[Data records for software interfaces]

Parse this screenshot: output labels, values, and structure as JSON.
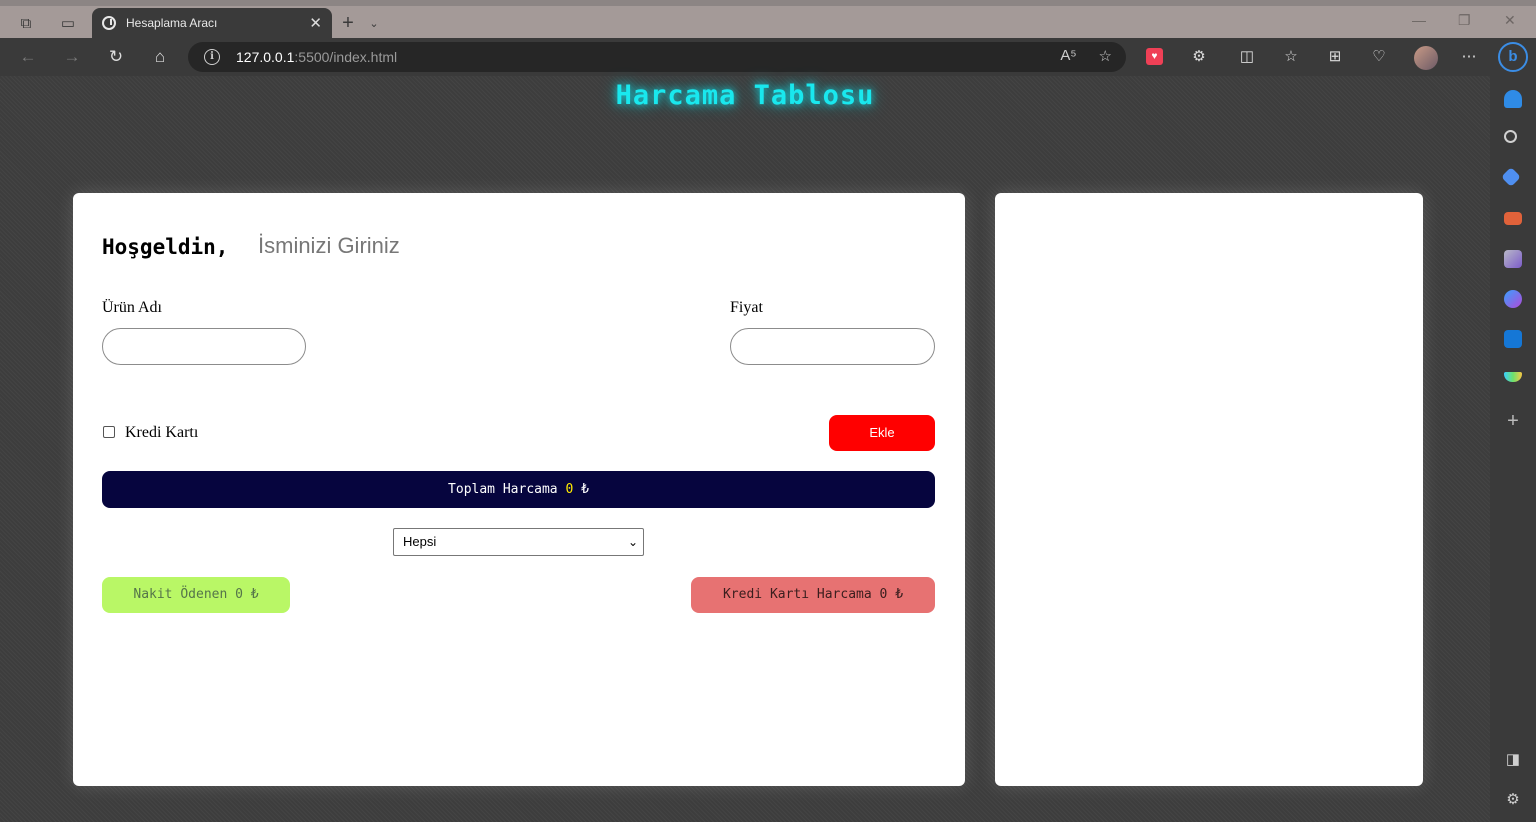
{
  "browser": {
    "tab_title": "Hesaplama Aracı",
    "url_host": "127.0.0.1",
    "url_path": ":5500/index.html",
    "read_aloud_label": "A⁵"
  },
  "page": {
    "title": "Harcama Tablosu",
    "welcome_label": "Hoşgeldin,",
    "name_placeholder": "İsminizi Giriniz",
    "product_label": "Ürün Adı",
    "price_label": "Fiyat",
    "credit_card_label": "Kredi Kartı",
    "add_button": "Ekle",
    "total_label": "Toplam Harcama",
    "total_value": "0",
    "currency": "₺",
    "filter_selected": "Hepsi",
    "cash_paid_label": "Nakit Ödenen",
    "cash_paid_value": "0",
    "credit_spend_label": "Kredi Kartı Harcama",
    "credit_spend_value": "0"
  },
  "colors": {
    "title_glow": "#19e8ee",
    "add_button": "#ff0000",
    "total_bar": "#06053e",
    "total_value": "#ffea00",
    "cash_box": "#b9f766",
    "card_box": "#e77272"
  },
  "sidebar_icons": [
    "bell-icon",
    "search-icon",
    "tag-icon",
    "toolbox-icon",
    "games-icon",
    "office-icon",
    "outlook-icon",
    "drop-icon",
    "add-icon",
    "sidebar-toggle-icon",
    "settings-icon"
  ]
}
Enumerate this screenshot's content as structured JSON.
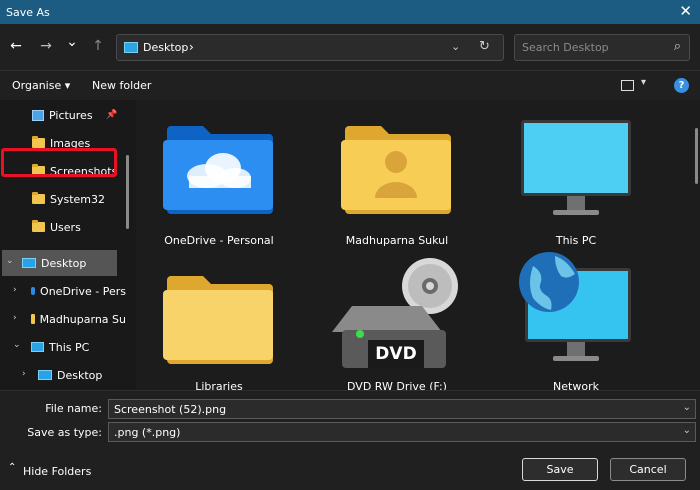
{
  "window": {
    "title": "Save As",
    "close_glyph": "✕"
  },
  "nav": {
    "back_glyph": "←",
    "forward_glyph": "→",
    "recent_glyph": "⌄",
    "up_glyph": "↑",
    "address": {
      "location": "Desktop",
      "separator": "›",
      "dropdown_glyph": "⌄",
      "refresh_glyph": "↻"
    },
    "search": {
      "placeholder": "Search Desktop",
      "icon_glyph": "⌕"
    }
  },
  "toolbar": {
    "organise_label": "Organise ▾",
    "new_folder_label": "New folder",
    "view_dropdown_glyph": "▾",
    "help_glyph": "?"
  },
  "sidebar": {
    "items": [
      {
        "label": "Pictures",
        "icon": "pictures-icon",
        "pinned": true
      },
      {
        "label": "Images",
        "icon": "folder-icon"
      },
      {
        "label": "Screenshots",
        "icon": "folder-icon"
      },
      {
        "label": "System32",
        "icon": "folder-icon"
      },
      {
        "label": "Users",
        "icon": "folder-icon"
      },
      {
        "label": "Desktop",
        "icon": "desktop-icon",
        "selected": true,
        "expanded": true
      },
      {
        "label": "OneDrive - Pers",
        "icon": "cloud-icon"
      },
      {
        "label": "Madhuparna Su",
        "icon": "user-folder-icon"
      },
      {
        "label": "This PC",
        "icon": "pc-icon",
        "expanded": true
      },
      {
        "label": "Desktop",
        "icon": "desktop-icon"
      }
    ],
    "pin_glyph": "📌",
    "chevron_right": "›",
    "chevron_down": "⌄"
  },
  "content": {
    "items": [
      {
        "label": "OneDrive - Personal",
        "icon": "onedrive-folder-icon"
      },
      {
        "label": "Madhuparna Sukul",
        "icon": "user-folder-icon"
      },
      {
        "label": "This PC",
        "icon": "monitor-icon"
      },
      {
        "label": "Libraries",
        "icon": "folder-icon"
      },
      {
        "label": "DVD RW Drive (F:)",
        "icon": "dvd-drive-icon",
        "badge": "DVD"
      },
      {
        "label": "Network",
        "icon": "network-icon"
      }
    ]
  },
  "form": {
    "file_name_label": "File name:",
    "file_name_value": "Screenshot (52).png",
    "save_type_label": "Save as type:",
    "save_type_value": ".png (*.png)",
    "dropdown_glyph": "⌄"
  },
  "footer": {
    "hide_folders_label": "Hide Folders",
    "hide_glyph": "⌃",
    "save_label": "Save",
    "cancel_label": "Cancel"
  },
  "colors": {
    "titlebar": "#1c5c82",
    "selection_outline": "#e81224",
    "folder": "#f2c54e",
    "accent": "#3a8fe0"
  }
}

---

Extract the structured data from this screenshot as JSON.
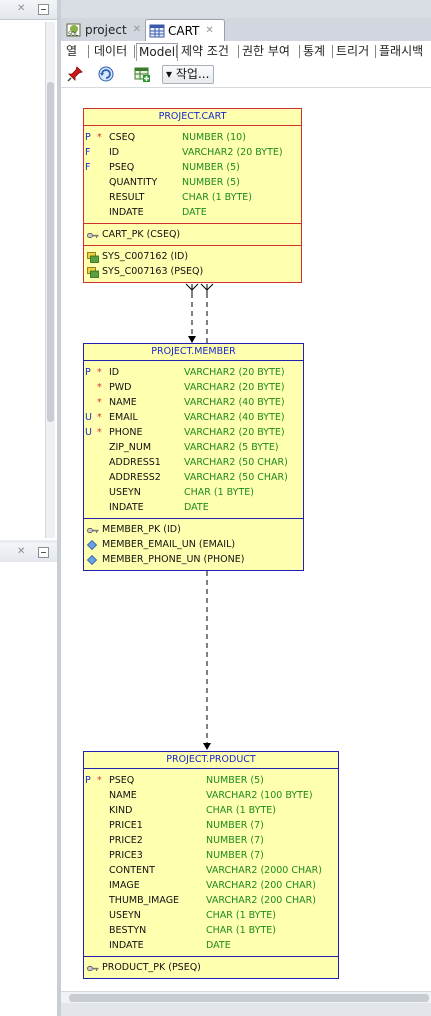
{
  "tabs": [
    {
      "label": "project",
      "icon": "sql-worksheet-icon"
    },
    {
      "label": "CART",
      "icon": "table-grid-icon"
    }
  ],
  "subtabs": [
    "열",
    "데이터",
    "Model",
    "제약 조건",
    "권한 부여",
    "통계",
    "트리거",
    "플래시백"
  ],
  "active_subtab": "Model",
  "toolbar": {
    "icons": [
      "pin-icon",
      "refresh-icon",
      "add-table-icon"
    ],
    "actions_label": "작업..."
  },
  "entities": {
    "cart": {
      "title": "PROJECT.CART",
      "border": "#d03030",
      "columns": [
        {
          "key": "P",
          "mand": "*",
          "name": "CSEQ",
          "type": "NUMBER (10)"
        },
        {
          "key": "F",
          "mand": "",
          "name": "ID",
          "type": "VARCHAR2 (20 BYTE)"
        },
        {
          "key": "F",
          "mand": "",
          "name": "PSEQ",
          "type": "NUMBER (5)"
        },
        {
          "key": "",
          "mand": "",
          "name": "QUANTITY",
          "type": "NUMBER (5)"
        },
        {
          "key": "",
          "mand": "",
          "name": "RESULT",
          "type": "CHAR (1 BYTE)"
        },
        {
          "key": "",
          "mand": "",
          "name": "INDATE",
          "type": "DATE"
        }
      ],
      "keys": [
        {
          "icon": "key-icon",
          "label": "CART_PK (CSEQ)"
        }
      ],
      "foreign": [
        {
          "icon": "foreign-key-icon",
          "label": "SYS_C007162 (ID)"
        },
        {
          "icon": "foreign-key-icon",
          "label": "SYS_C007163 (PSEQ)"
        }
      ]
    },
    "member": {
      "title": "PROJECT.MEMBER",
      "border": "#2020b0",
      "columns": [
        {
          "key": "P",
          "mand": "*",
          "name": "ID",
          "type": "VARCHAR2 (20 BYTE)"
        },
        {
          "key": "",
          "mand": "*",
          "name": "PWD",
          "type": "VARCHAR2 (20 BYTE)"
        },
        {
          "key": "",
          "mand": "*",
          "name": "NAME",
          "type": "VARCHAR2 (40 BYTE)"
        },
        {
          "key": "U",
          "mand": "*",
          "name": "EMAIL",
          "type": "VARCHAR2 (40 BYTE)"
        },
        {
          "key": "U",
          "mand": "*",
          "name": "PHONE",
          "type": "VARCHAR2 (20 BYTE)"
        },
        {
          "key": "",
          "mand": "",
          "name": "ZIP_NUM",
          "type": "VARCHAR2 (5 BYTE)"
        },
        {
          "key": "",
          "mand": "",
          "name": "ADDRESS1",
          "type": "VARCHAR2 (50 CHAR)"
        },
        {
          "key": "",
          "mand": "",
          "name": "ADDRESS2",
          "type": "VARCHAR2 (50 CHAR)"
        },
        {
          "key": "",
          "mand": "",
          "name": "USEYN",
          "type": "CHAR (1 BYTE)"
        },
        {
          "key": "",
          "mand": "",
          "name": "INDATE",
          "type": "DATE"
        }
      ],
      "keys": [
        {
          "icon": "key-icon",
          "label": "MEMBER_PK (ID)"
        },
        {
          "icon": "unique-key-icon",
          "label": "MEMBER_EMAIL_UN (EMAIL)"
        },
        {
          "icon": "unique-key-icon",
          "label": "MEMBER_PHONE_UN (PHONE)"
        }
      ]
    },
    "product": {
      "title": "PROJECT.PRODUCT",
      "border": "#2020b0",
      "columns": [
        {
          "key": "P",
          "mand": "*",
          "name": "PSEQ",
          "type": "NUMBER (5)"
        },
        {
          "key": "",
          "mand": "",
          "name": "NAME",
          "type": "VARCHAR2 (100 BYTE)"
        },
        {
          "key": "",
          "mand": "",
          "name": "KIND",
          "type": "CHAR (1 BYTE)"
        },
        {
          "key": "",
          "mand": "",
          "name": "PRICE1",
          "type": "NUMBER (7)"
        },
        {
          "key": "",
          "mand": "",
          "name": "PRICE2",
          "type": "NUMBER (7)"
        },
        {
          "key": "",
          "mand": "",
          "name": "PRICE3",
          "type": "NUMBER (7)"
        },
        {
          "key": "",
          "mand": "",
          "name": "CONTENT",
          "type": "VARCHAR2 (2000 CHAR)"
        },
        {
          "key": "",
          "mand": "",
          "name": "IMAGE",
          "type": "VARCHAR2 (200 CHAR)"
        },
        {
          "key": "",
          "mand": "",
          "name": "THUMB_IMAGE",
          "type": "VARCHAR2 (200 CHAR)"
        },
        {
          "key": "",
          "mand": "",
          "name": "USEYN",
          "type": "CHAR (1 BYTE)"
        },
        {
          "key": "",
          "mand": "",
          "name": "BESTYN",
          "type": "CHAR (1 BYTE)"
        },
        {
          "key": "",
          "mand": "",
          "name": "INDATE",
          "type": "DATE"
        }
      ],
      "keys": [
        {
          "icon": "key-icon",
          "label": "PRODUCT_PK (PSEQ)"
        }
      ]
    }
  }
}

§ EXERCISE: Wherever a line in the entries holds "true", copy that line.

§ SOLUTION FOR THIS TASK:
        "pinned": true
        "selected": true,
        "expanded": true
        "expanded": true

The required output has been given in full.